- **The data**
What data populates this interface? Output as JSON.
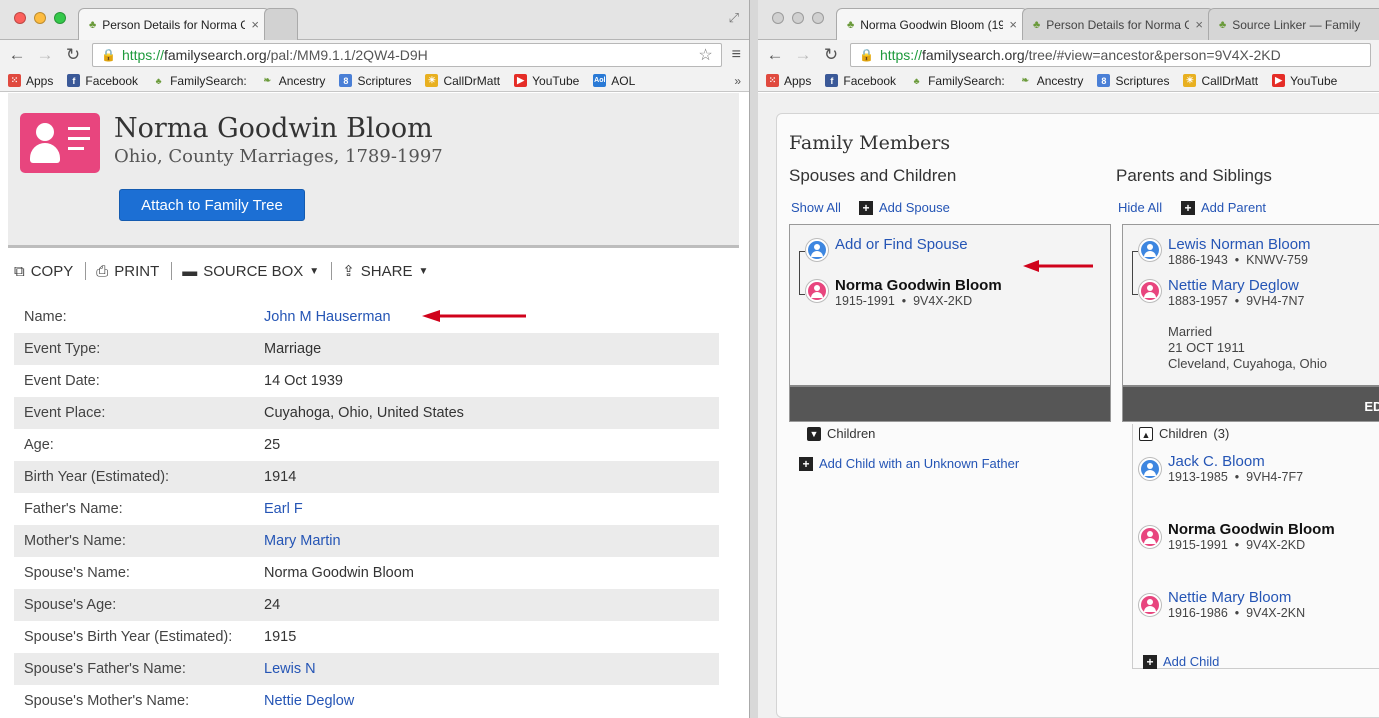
{
  "left_window": {
    "tabs": [
      {
        "label": "Person Details for Norma C",
        "active": true
      },
      {
        "label": "",
        "active": false
      }
    ],
    "url": {
      "scheme": "https://",
      "host": "familysearch.org",
      "path": "/pal:/MM9.1.1/2QW4-D9H"
    },
    "bookmarks": [
      "Apps",
      "Facebook",
      "FamilySearch:",
      "Ancestry",
      "Scriptures",
      "CallDrMatt",
      "YouTube",
      "AOL"
    ],
    "bookmarks_more": "»",
    "person": {
      "name": "Norma Goodwin Bloom",
      "collection": "Ohio, County Marriages, 1789-1997",
      "attach_button": "Attach to Family Tree"
    },
    "actions": [
      "COPY",
      "PRINT",
      "SOURCE BOX",
      "SHARE"
    ],
    "fields": [
      {
        "label": "Name:",
        "value": "John M Hauserman",
        "link": true
      },
      {
        "label": "Event Type:",
        "value": "Marriage",
        "link": false
      },
      {
        "label": "Event Date:",
        "value": "14 Oct 1939",
        "link": false
      },
      {
        "label": "Event Place:",
        "value": "Cuyahoga, Ohio, United States",
        "link": false
      },
      {
        "label": "Age:",
        "value": "25",
        "link": false
      },
      {
        "label": "Birth Year (Estimated):",
        "value": "1914",
        "link": false
      },
      {
        "label": "Father's Name:",
        "value": "Earl F",
        "link": true
      },
      {
        "label": "Mother's Name:",
        "value": "Mary Martin",
        "link": true
      },
      {
        "label": "Spouse's Name:",
        "value": "Norma Goodwin Bloom",
        "link": false
      },
      {
        "label": "Spouse's Age:",
        "value": "24",
        "link": false
      },
      {
        "label": "Spouse's Birth Year (Estimated):",
        "value": "1915",
        "link": false
      },
      {
        "label": "Spouse's Father's Name:",
        "value": "Lewis N",
        "link": true
      },
      {
        "label": "Spouse's Mother's Name:",
        "value": "Nettie Deglow",
        "link": true
      }
    ]
  },
  "right_window": {
    "tabs": [
      {
        "label": "Norma Goodwin Bloom (19",
        "active": true
      },
      {
        "label": "Person Details for Norma C",
        "active": false
      },
      {
        "label": "Source Linker — Family",
        "active": false
      }
    ],
    "url": {
      "scheme": "https://",
      "host": "familysearch.org",
      "path": "/tree/#view=ancestor&person=9V4X-2KD"
    },
    "bookmarks": [
      "Apps",
      "Facebook",
      "FamilySearch:",
      "Ancestry",
      "Scriptures",
      "CallDrMatt",
      "YouTube"
    ],
    "family": {
      "title": "Family Members",
      "spouses_title": "Spouses and Children",
      "parents_title": "Parents and Siblings",
      "show_all": "Show All",
      "add_spouse": "Add Spouse",
      "hide_all": "Hide All",
      "add_parent": "Add Parent",
      "add_find_spouse": "Add or Find Spouse",
      "self": {
        "name": "Norma Goodwin Bloom",
        "years": "1915-1991",
        "id": "9V4X-2KD"
      },
      "children_label": "Children",
      "add_child_unknown": "Add Child with an Unknown Father",
      "father": {
        "name": "Lewis Norman Bloom",
        "years": "1886-1943",
        "id": "KNWV-759"
      },
      "mother": {
        "name": "Nettie Mary Deglow",
        "years": "1883-1957",
        "id": "9VH4-7N7"
      },
      "marriage": {
        "label": "Married",
        "date": "21 OCT 1911",
        "place": "Cleveland, Cuyahoga, Ohio"
      },
      "edit": "EDIT",
      "siblings_label": "Children",
      "siblings_count": "(3)",
      "siblings": [
        {
          "name": "Jack C. Bloom",
          "years": "1913-1985",
          "id": "9VH4-7F7"
        },
        {
          "name": "Norma Goodwin Bloom",
          "years": "1915-1991",
          "id": "9V4X-2KD"
        },
        {
          "name": "Nettie Mary Bloom",
          "years": "1916-1986",
          "id": "9V4X-2KN"
        }
      ],
      "add_child": "Add Child"
    }
  },
  "colors": {
    "link": "#2555b5",
    "attach_button": "#1c6fd4",
    "female": "#e8457e",
    "male": "#3d86e0",
    "arrow": "#d0021b"
  }
}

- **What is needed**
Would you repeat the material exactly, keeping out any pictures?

- **Result of this exercise**
What data populates this interface? Output as JSON.
{
  "left_window": {
    "tabs": [
      {
        "label": "Person Details for Norma C",
        "active": true
      },
      {
        "label": "",
        "active": false
      }
    ],
    "url": {
      "scheme": "https://",
      "host": "familysearch.org",
      "path": "/pal:/MM9.1.1/2QW4-D9H"
    },
    "bookmarks": [
      "Apps",
      "Facebook",
      "FamilySearch:",
      "Ancestry",
      "Scriptures",
      "CallDrMatt",
      "YouTube",
      "AOL"
    ],
    "bookmarks_more": "»",
    "person": {
      "name": "Norma Goodwin Bloom",
      "collection": "Ohio, County Marriages, 1789-1997",
      "attach_button": "Attach to Family Tree"
    },
    "actions": [
      "COPY",
      "PRINT",
      "SOURCE BOX",
      "SHARE"
    ],
    "fields": [
      {
        "label": "Name:",
        "value": "John M Hauserman",
        "link": true
      },
      {
        "label": "Event Type:",
        "value": "Marriage",
        "link": false
      },
      {
        "label": "Event Date:",
        "value": "14 Oct 1939",
        "link": false
      },
      {
        "label": "Event Place:",
        "value": "Cuyahoga, Ohio, United States",
        "link": false
      },
      {
        "label": "Age:",
        "value": "25",
        "link": false
      },
      {
        "label": "Birth Year (Estimated):",
        "value": "1914",
        "link": false
      },
      {
        "label": "Father's Name:",
        "value": "Earl F",
        "link": true
      },
      {
        "label": "Mother's Name:",
        "value": "Mary Martin",
        "link": true
      },
      {
        "label": "Spouse's Name:",
        "value": "Norma Goodwin Bloom",
        "link": false
      },
      {
        "label": "Spouse's Age:",
        "value": "24",
        "link": false
      },
      {
        "label": "Spouse's Birth Year (Estimated):",
        "value": "1915",
        "link": false
      },
      {
        "label": "Spouse's Father's Name:",
        "value": "Lewis N",
        "link": true
      },
      {
        "label": "Spouse's Mother's Name:",
        "value": "Nettie Deglow",
        "link": true
      }
    ]
  },
  "right_window": {
    "tabs": [
      {
        "label": "Norma Goodwin Bloom (19",
        "active": true
      },
      {
        "label": "Person Details for Norma C",
        "active": false
      },
      {
        "label": "Source Linker — Family",
        "active": false
      }
    ],
    "url": {
      "scheme": "https://",
      "host": "familysearch.org",
      "path": "/tree/#view=ancestor&person=9V4X-2KD"
    },
    "bookmarks": [
      "Apps",
      "Facebook",
      "FamilySearch:",
      "Ancestry",
      "Scriptures",
      "CallDrMatt",
      "YouTube"
    ],
    "family": {
      "title": "Family Members",
      "spouses_title": "Spouses and Children",
      "parents_title": "Parents and Siblings",
      "show_all": "Show All",
      "add_spouse": "Add Spouse",
      "hide_all": "Hide All",
      "add_parent": "Add Parent",
      "add_find_spouse": "Add or Find Spouse",
      "self": {
        "name": "Norma Goodwin Bloom",
        "years": "1915-1991",
        "id": "9V4X-2KD"
      },
      "children_label": "Children",
      "add_child_unknown": "Add Child with an Unknown Father",
      "father": {
        "name": "Lewis Norman Bloom",
        "years": "1886-1943",
        "id": "KNWV-759"
      },
      "mother": {
        "name": "Nettie Mary Deglow",
        "years": "1883-1957",
        "id": "9VH4-7N7"
      },
      "marriage": {
        "label": "Married",
        "date": "21 OCT 1911",
        "place": "Cleveland, Cuyahoga, Ohio"
      },
      "edit": "EDIT",
      "siblings_label": "Children",
      "siblings_count": "(3)",
      "siblings": [
        {
          "name": "Jack C. Bloom",
          "years": "1913-1985",
          "id": "9VH4-7F7"
        },
        {
          "name": "Norma Goodwin Bloom",
          "years": "1915-1991",
          "id": "9V4X-2KD"
        },
        {
          "name": "Nettie Mary Bloom",
          "years": "1916-1986",
          "id": "9V4X-2KN"
        }
      ],
      "add_child": "Add Child"
    }
  },
  "colors": {
    "link": "#2555b5",
    "attach_button": "#1c6fd4",
    "female": "#e8457e",
    "male": "#3d86e0",
    "arrow": "#d0021b"
  }
}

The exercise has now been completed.